**YOUR TASK:**
Return the records in full, with every character preserved.

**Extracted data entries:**
++++++

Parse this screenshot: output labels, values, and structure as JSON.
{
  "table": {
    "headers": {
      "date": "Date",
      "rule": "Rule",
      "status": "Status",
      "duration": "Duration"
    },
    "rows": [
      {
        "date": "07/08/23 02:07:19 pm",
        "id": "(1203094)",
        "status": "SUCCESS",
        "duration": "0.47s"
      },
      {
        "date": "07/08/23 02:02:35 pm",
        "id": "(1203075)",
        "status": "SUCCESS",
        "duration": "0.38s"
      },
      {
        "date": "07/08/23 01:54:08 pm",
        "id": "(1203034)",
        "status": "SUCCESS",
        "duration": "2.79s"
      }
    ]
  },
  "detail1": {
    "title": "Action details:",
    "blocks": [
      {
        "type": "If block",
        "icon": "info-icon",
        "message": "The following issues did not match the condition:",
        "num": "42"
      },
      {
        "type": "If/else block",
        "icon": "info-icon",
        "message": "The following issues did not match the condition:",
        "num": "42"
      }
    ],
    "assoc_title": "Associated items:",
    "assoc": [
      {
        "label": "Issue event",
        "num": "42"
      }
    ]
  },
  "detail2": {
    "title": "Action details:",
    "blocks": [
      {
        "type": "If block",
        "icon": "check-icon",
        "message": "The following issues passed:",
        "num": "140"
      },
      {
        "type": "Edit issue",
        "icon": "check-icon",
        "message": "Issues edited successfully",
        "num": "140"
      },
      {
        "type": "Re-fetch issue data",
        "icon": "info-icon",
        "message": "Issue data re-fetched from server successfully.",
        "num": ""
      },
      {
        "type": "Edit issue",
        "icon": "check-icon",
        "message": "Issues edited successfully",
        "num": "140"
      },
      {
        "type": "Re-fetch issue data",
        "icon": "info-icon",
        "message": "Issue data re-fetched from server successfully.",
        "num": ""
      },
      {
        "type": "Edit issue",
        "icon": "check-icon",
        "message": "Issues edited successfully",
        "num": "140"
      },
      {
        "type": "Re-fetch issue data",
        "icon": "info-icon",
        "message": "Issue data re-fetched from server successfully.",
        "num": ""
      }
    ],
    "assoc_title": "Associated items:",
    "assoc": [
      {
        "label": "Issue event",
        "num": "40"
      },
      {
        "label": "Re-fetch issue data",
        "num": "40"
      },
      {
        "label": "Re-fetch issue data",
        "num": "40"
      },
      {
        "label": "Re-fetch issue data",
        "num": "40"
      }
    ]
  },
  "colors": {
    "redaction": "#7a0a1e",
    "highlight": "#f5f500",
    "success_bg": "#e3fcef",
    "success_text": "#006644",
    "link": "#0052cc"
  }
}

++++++

**RESULT FOR THIS TASK:**
Parse this screenshot: output labels, values, and structure as JSON.
{
  "table": {
    "headers": {
      "date": "Date",
      "rule": "Rule",
      "status": "Status",
      "duration": "Duration"
    },
    "rows": [
      {
        "date": "07/08/23 02:07:19 pm",
        "id": "(1203094)",
        "status": "SUCCESS",
        "duration": "0.47s"
      },
      {
        "date": "07/08/23 02:02:35 pm",
        "id": "(1203075)",
        "status": "SUCCESS",
        "duration": "0.38s"
      },
      {
        "date": "07/08/23 01:54:08 pm",
        "id": "(1203034)",
        "status": "SUCCESS",
        "duration": "2.79s"
      }
    ]
  },
  "detail1": {
    "title": "Action details:",
    "blocks": [
      {
        "type": "If block",
        "icon": "info-icon",
        "message": "The following issues did not match the condition:",
        "num": "42"
      },
      {
        "type": "If/else block",
        "icon": "info-icon",
        "message": "The following issues did not match the condition:",
        "num": "42"
      }
    ],
    "assoc_title": "Associated items:",
    "assoc": [
      {
        "label": "Issue event",
        "num": "42"
      }
    ]
  },
  "detail2": {
    "title": "Action details:",
    "blocks": [
      {
        "type": "If block",
        "icon": "check-icon",
        "message": "The following issues passed:",
        "num": "140"
      },
      {
        "type": "Edit issue",
        "icon": "check-icon",
        "message": "Issues edited successfully",
        "num": "140"
      },
      {
        "type": "Re-fetch issue data",
        "icon": "info-icon",
        "message": "Issue data re-fetched from server successfully.",
        "num": ""
      },
      {
        "type": "Edit issue",
        "icon": "check-icon",
        "message": "Issues edited successfully",
        "num": "140"
      },
      {
        "type": "Re-fetch issue data",
        "icon": "info-icon",
        "message": "Issue data re-fetched from server successfully.",
        "num": ""
      },
      {
        "type": "Edit issue",
        "icon": "check-icon",
        "message": "Issues edited successfully",
        "num": "140"
      },
      {
        "type": "Re-fetch issue data",
        "icon": "info-icon",
        "message": "Issue data re-fetched from server successfully.",
        "num": ""
      }
    ],
    "assoc_title": "Associated items:",
    "assoc": [
      {
        "label": "Issue event",
        "num": "40"
      },
      {
        "label": "Re-fetch issue data",
        "num": "40"
      },
      {
        "label": "Re-fetch issue data",
        "num": "40"
      },
      {
        "label": "Re-fetch issue data",
        "num": "40"
      }
    ]
  },
  "colors": {
    "redaction": "#7a0a1e",
    "highlight": "#f5f500",
    "success_bg": "#e3fcef",
    "success_text": "#006644",
    "link": "#0052cc"
  }
}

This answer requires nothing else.